- [AIM OF THE EXERCISE]
Repeat the records in full and exactly, omitting pictures.

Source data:
# # # # # # #

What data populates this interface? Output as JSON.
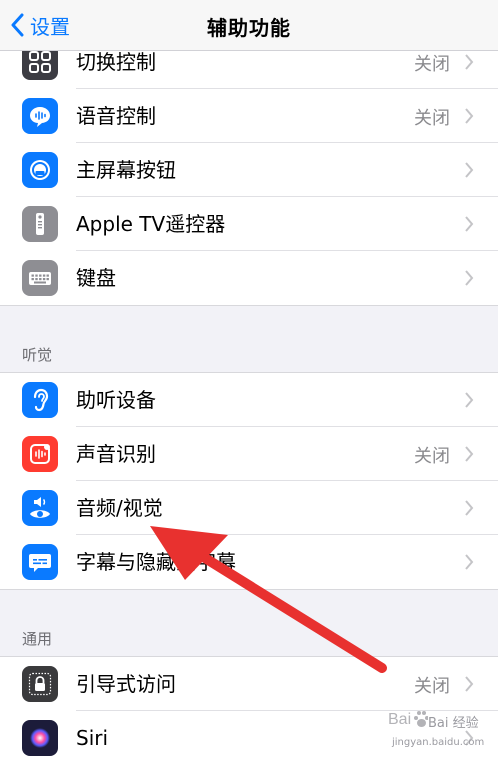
{
  "nav": {
    "back_label": "设置",
    "title": "辅助功能"
  },
  "groups": [
    {
      "rows": [
        {
          "label": "切换控制",
          "value": "关闭",
          "icon": "switch-control-icon",
          "color": "#3c3c43"
        },
        {
          "label": "语音控制",
          "value": "关闭",
          "icon": "voice-control-icon",
          "color": "#0a7aff"
        },
        {
          "label": "主屏幕按钮",
          "value": "",
          "icon": "home-button-icon",
          "color": "#0a7aff"
        },
        {
          "label": "Apple TV遥控器",
          "value": "",
          "icon": "remote-icon",
          "color": "#8e8e93"
        },
        {
          "label": "键盘",
          "value": "",
          "icon": "keyboard-icon",
          "color": "#8e8e93"
        }
      ]
    },
    {
      "header": "听觉",
      "rows": [
        {
          "label": "助听设备",
          "value": "",
          "icon": "ear-icon",
          "color": "#0a7aff"
        },
        {
          "label": "声音识别",
          "value": "关闭",
          "icon": "sound-recognition-icon",
          "color": "#ff3b30"
        },
        {
          "label": "音频/视觉",
          "value": "",
          "icon": "audio-visual-icon",
          "color": "#0a7aff"
        },
        {
          "label": "字幕与隐藏式字幕",
          "value": "",
          "icon": "subtitles-icon",
          "color": "#0a7aff"
        }
      ]
    },
    {
      "header": "通用",
      "rows": [
        {
          "label": "引导式访问",
          "value": "关闭",
          "icon": "lock-icon",
          "color": "#3a3a3c"
        },
        {
          "label": "Siri",
          "value": "",
          "icon": "siri-icon",
          "color": "#1c1c3a"
        }
      ]
    }
  ],
  "watermark": {
    "text": "Bai 经验",
    "url": "jingyan.baidu.com"
  },
  "colors": {
    "accent": "#0a7aff",
    "annotation_arrow": "#e8312f"
  }
}
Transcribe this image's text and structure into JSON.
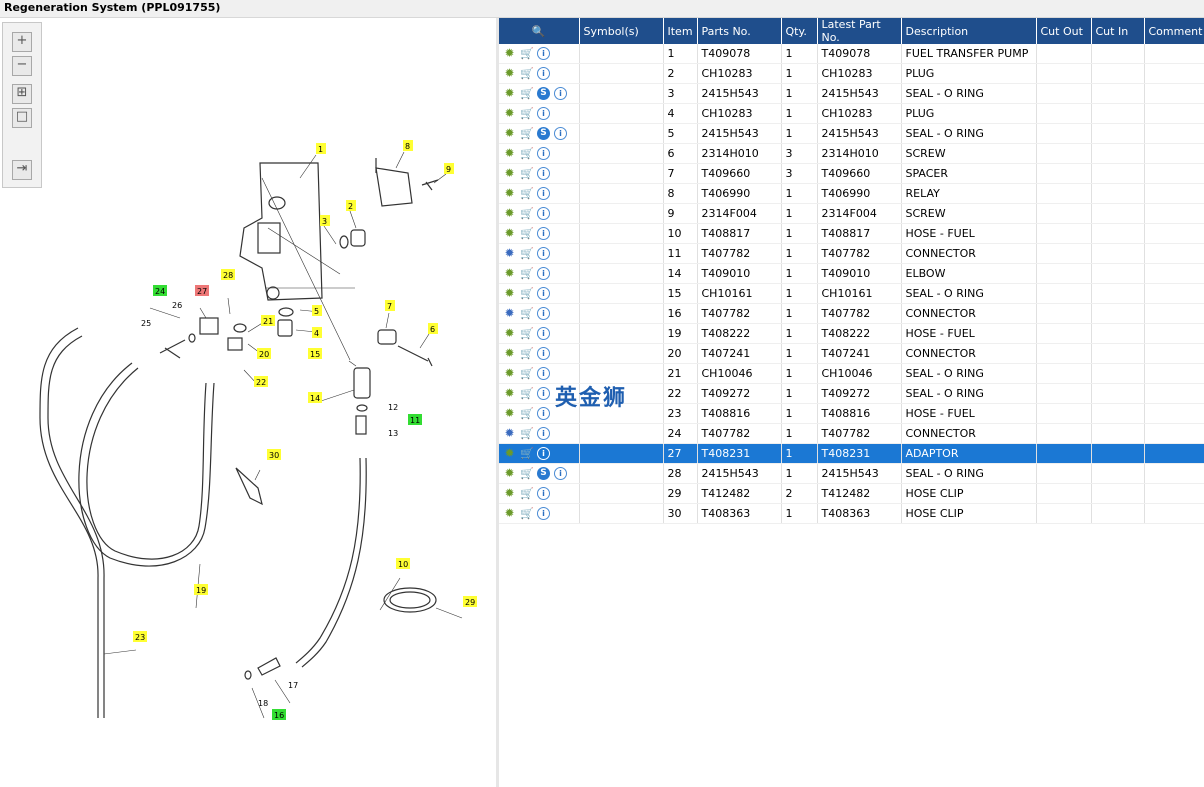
{
  "window": {
    "title": "Regeneration System (PPL091755)"
  },
  "watermark": "英金狮",
  "toolbox": {
    "zoom_in": "+",
    "zoom_out": "−",
    "fit": "⊞",
    "actual": "□",
    "export": "⇥"
  },
  "table": {
    "columns": [
      "",
      "Symbol(s)",
      "Item",
      "Parts No.",
      "Qty.",
      "Latest Part No.",
      "Description",
      "Cut Out",
      "Cut In",
      "Comment"
    ],
    "rows": [
      {
        "icons": [
          "gear",
          "cart",
          "info"
        ],
        "item": "1",
        "part": "T409078",
        "qty": "1",
        "latest": "T409078",
        "desc": "FUEL TRANSFER PUMP"
      },
      {
        "icons": [
          "gear",
          "cart",
          "info"
        ],
        "item": "2",
        "part": "CH10283",
        "qty": "1",
        "latest": "CH10283",
        "desc": "PLUG"
      },
      {
        "icons": [
          "gear",
          "cart",
          "s",
          "info"
        ],
        "item": "3",
        "part": "2415H543",
        "qty": "1",
        "latest": "2415H543",
        "desc": "SEAL - O RING"
      },
      {
        "icons": [
          "gear",
          "cart",
          "info"
        ],
        "item": "4",
        "part": "CH10283",
        "qty": "1",
        "latest": "CH10283",
        "desc": "PLUG"
      },
      {
        "icons": [
          "gear",
          "cart",
          "s",
          "info"
        ],
        "item": "5",
        "part": "2415H543",
        "qty": "1",
        "latest": "2415H543",
        "desc": "SEAL - O RING"
      },
      {
        "icons": [
          "gear",
          "cart",
          "info"
        ],
        "item": "6",
        "part": "2314H010",
        "qty": "3",
        "latest": "2314H010",
        "desc": "SCREW"
      },
      {
        "icons": [
          "gear",
          "cart",
          "info"
        ],
        "item": "7",
        "part": "T409660",
        "qty": "3",
        "latest": "T409660",
        "desc": "SPACER"
      },
      {
        "icons": [
          "gear",
          "cart",
          "info"
        ],
        "item": "8",
        "part": "T406990",
        "qty": "1",
        "latest": "T406990",
        "desc": "RELAY"
      },
      {
        "icons": [
          "gear",
          "cart",
          "info"
        ],
        "item": "9",
        "part": "2314F004",
        "qty": "1",
        "latest": "2314F004",
        "desc": "SCREW"
      },
      {
        "icons": [
          "gear",
          "cart",
          "info"
        ],
        "item": "10",
        "part": "T408817",
        "qty": "1",
        "latest": "T408817",
        "desc": "HOSE - FUEL"
      },
      {
        "icons": [
          "gear2",
          "cart",
          "info"
        ],
        "item": "11",
        "part": "T407782",
        "qty": "1",
        "latest": "T407782",
        "desc": "CONNECTOR"
      },
      {
        "icons": [
          "gear",
          "cart",
          "info"
        ],
        "item": "14",
        "part": "T409010",
        "qty": "1",
        "latest": "T409010",
        "desc": "ELBOW"
      },
      {
        "icons": [
          "gear",
          "cart",
          "info"
        ],
        "item": "15",
        "part": "CH10161",
        "qty": "1",
        "latest": "CH10161",
        "desc": "SEAL - O RING"
      },
      {
        "icons": [
          "gear2",
          "cart",
          "info"
        ],
        "item": "16",
        "part": "T407782",
        "qty": "1",
        "latest": "T407782",
        "desc": "CONNECTOR"
      },
      {
        "icons": [
          "gear",
          "cart",
          "info"
        ],
        "item": "19",
        "part": "T408222",
        "qty": "1",
        "latest": "T408222",
        "desc": "HOSE - FUEL"
      },
      {
        "icons": [
          "gear",
          "cart",
          "info"
        ],
        "item": "20",
        "part": "T407241",
        "qty": "1",
        "latest": "T407241",
        "desc": "CONNECTOR"
      },
      {
        "icons": [
          "gear",
          "cart",
          "info"
        ],
        "item": "21",
        "part": "CH10046",
        "qty": "1",
        "latest": "CH10046",
        "desc": "SEAL - O RING"
      },
      {
        "icons": [
          "gear",
          "cart",
          "info"
        ],
        "item": "22",
        "part": "T409272",
        "qty": "1",
        "latest": "T409272",
        "desc": "SEAL - O RING"
      },
      {
        "icons": [
          "gear",
          "cart",
          "info"
        ],
        "item": "23",
        "part": "T408816",
        "qty": "1",
        "latest": "T408816",
        "desc": "HOSE - FUEL"
      },
      {
        "icons": [
          "gear2",
          "cart",
          "info"
        ],
        "item": "24",
        "part": "T407782",
        "qty": "1",
        "latest": "T407782",
        "desc": "CONNECTOR"
      },
      {
        "icons": [
          "gear",
          "cart",
          "info"
        ],
        "item": "27",
        "part": "T408231",
        "qty": "1",
        "latest": "T408231",
        "desc": "ADAPTOR",
        "selected": true
      },
      {
        "icons": [
          "gear",
          "cart",
          "s",
          "info"
        ],
        "item": "28",
        "part": "2415H543",
        "qty": "1",
        "latest": "2415H543",
        "desc": "SEAL - O RING"
      },
      {
        "icons": [
          "gear",
          "cart",
          "info"
        ],
        "item": "29",
        "part": "T412482",
        "qty": "2",
        "latest": "T412482",
        "desc": "HOSE CLIP"
      },
      {
        "icons": [
          "gear",
          "cart",
          "info"
        ],
        "item": "30",
        "part": "T408363",
        "qty": "1",
        "latest": "T408363",
        "desc": "HOSE CLIP"
      }
    ]
  },
  "diagram": {
    "callouts": [
      "1",
      "2",
      "3",
      "4",
      "5",
      "6",
      "7",
      "8",
      "9",
      "10",
      "11",
      "12",
      "13",
      "14",
      "15",
      "16",
      "17",
      "18",
      "19",
      "20",
      "21",
      "22",
      "23",
      "24",
      "25",
      "26",
      "27",
      "28",
      "29",
      "30"
    ],
    "colors": {
      "yellow": "#ffff33",
      "green": "#33dd33",
      "red": "#ee7777",
      "selected_row": "#1b78d4",
      "header": "#1f4e8c"
    }
  }
}
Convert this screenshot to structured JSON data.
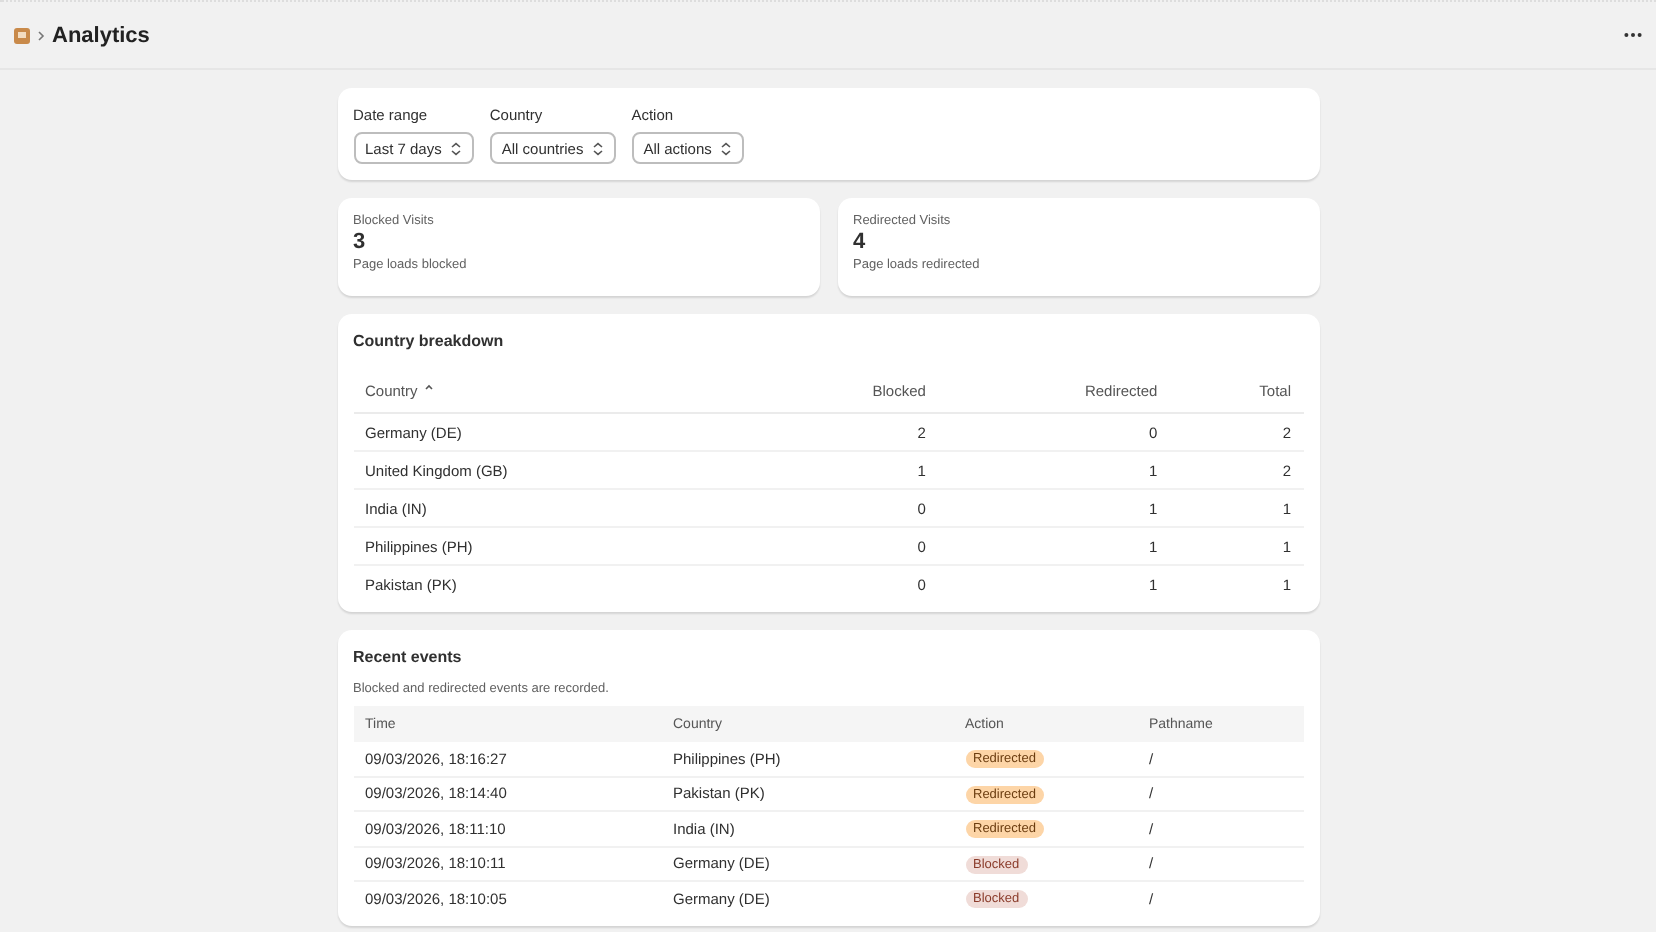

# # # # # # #

- [FINISHED EXERCISE]
What data populates this interface? Output as JSON.
{
  "nav": {
    "back_label": "设置",
    "title": "辅助功能"
  },
  "groups": [
    {
      "rows": [
        {
          "label": "切换控制",
          "value": "关闭",
          "icon": "switch-control-icon",
          "color": "#3c3c43"
        },
        {
          "label": "语音控制",
          "value": "关闭",
          "icon": "voice-control-icon",
          "color": "#0a7aff"
        },
        {
          "label": "主屏幕按钮",
          "value": "",
          "icon": "home-button-icon",
          "color": "#0a7aff"
        },
        {
          "label": "Apple TV遥控器",
          "value": "",
          "icon": "remote-icon",
          "color": "#8e8e93"
        },
        {
          "label": "键盘",
          "value": "",
          "icon": "keyboard-icon",
          "color": "#8e8e93"
        }
      ]
    },
    {
      "header": "听觉",
      "rows": [
        {
          "label": "助听设备",
          "value": "",
          "icon": "ear-icon",
          "color": "#0a7aff"
        },
        {
          "label": "声音识别",
          "value": "关闭",
          "icon": "sound-recognition-icon",
          "color": "#ff3b30"
        },
        {
          "label": "音频/视觉",
          "value": "",
          "icon": "audio-visual-icon",
          "color": "#0a7aff"
        },
        {
          "label": "字幕与隐藏式字幕",
          "value": "",
          "icon": "subtitles-icon",
          "color": "#0a7aff"
        }
      ]
    },
    {
      "header": "通用",
      "rows": [
        {
          "label": "引导式访问",
          "value": "关闭",
          "icon": "lock-icon",
          "color": "#3a3a3c"
        },
        {
          "label": "Siri",
          "value": "",
          "icon": "siri-icon",
          "color": "#1c1c3a"
        }
      ]
    }
  ],
  "watermark": {
    "text": "Bai 经验",
    "url": "jingyan.baidu.com"
  },
  "colors": {
    "accent": "#0a7aff",
    "annotation_arrow": "#e8312f"
  }
}
Transcribe this image's text and structure into JSON.
{
  "window": {
    "title": "Regeneration System (PPL091755)"
  },
  "watermark": "英金狮",
  "toolbox": {
    "zoom_in": "+",
    "zoom_out": "−",
    "fit": "⊞",
    "actual": "□",
    "export": "⇥"
  },
  "table": {
    "columns": [
      "",
      "Symbol(s)",
      "Item",
      "Parts No.",
      "Qty.",
      "Latest Part No.",
      "Description",
      "Cut Out",
      "Cut In",
      "Comment"
    ],
    "rows": [
      {
        "icons": [
          "gear",
          "cart",
          "info"
        ],
        "item": "1",
        "part": "T409078",
        "qty": "1",
        "latest": "T409078",
        "desc": "FUEL TRANSFER PUMP"
      },
      {
        "icons": [
          "gear",
          "cart",
          "info"
        ],
        "item": "2",
        "part": "CH10283",
        "qty": "1",
        "latest": "CH10283",
        "desc": "PLUG"
      },
      {
        "icons": [
          "gear",
          "cart",
          "s",
          "info"
        ],
        "item": "3",
        "part": "2415H543",
        "qty": "1",
        "latest": "2415H543",
        "desc": "SEAL - O RING"
      },
      {
        "icons": [
          "gear",
          "cart",
          "info"
        ],
        "item": "4",
        "part": "CH10283",
        "qty": "1",
        "latest": "CH10283",
        "desc": "PLUG"
      },
      {
        "icons": [
          "gear",
          "cart",
          "s",
          "info"
        ],
        "item": "5",
        "part": "2415H543",
        "qty": "1",
        "latest": "2415H543",
        "desc": "SEAL - O RING"
      },
      {
        "icons": [
          "gear",
          "cart",
          "info"
        ],
        "item": "6",
        "part": "2314H010",
        "qty": "3",
        "latest": "2314H010",
        "desc": "SCREW"
      },
      {
        "icons": [
          "gear",
          "cart",
          "info"
        ],
        "item": "7",
        "part": "T409660",
        "qty": "3",
        "latest": "T409660",
        "desc": "SPACER"
      },
      {
        "icons": [
          "gear",
          "cart",
          "info"
        ],
        "item": "8",
        "part": "T406990",
        "qty": "1",
        "latest": "T406990",
        "desc": "RELAY"
      },
      {
        "icons": [
          "gear",
          "cart",
          "info"
        ],
        "item": "9",
        "part": "2314F004",
        "qty": "1",
        "latest": "2314F004",
        "desc": "SCREW"
      },
      {
        "icons": [
          "gear",
          "cart",
          "info"
        ],
        "item": "10",
        "part": "T408817",
        "qty": "1",
        "latest": "T408817",
        "desc": "HOSE - FUEL"
      },
      {
        "icons": [
          "gear2",
          "cart",
          "info"
        ],
        "item": "11",
        "part": "T407782",
        "qty": "1",
        "latest": "T407782",
        "desc": "CONNECTOR"
      },
      {
        "icons": [
          "gear",
          "cart",
          "info"
        ],
        "item": "14",
        "part": "T409010",
        "qty": "1",
        "latest": "T409010",
        "desc": "ELBOW"
      },
      {
        "icons": [
          "gear",
          "cart",
          "info"
        ],
        "item": "15",
        "part": "CH10161",
        "qty": "1",
        "latest": "CH10161",
        "desc": "SEAL - O RING"
      },
      {
        "icons": [
          "gear2",
          "cart",
          "info"
        ],
        "item": "16",
        "part": "T407782",
        "qty": "1",
        "latest": "T407782",
        "desc": "CONNECTOR"
      },
      {
        "icons": [
          "gear",
          "cart",
          "info"
        ],
        "item": "19",
        "part": "T408222",
        "qty": "1",
        "latest": "T408222",
        "desc": "HOSE - FUEL"
      },
      {
        "icons": [
          "gear",
          "cart",
          "info"
        ],
        "item": "20",
        "part": "T407241",
        "qty": "1",
        "latest": "T407241",
        "desc": "CONNECTOR"
      },
      {
        "icons": [
          "gear",
          "cart",
          "info"
        ],
        "item": "21",
        "part": "CH10046",
        "qty": "1",
        "latest": "CH10046",
        "desc": "SEAL - O RING"
      },
      {
        "icons": [
          "gear",
          "cart",
          "info"
        ],
        "item": "22",
        "part": "T409272",
        "qty": "1",
        "latest": "T409272",
        "desc": "SEAL - O RING"
      },
      {
        "icons": [
          "gear",
          "cart",
          "info"
        ],
        "item": "23",
        "part": "T408816",
        "qty": "1",
        "latest": "T408816",
        "desc": "HOSE - FUEL"
      },
      {
        "icons": [
          "gear2",
          "cart",
          "info"
        ],
        "item": "24",
        "part": "T407782",
        "qty": "1",
        "latest": "T407782",
        "desc": "CONNECTOR"
      },
      {
        "icons": [
          "gear",
          "cart",
          "info"
        ],
        "item": "27",
        "part": "T408231",
        "qty": "1",
        "latest": "T408231",
        "desc": "ADAPTOR",
        "selected": true
      },
      {
        "icons": [
          "gear",
          "cart",
          "s",
          "info"
        ],
        "item": "28",
        "part": "2415H543",
        "qty": "1",
        "latest": "2415H543",
        "desc": "SEAL - O RING"
      },
      {
        "icons": [
          "gear",
          "cart",
          "info"
        ],
        "item": "29",
        "part": "T412482",
        "qty": "2",
        "latest": "T412482",
        "desc": "HOSE CLIP"
      },
      {
        "icons": [
          "gear",
          "cart",
          "info"
        ],
        "item": "30",
        "part": "T408363",
        "qty": "1",
        "latest": "T408363",
        "desc": "HOSE CLIP"
      }
    ]
  },
  "diagram": {
    "callouts": [
      "1",
      "2",
      "3",
      "4",
      "5",
      "6",
      "7",
      "8",
      "9",
      "10",
      "11",
      "12",
      "13",
      "14",
      "15",
      "16",
      "17",
      "18",
      "19",
      "20",
      "21",
      "22",
      "23",
      "24",
      "25",
      "26",
      "27",
      "28",
      "29",
      "30"
    ],
    "colors": {
      "yellow": "#ffff33",
      "green": "#33dd33",
      "red": "#ee7777",
      "selected_row": "#1b78d4",
      "header": "#1f4e8c"
    }
  }
}
Convert this screenshot to structured JSON data.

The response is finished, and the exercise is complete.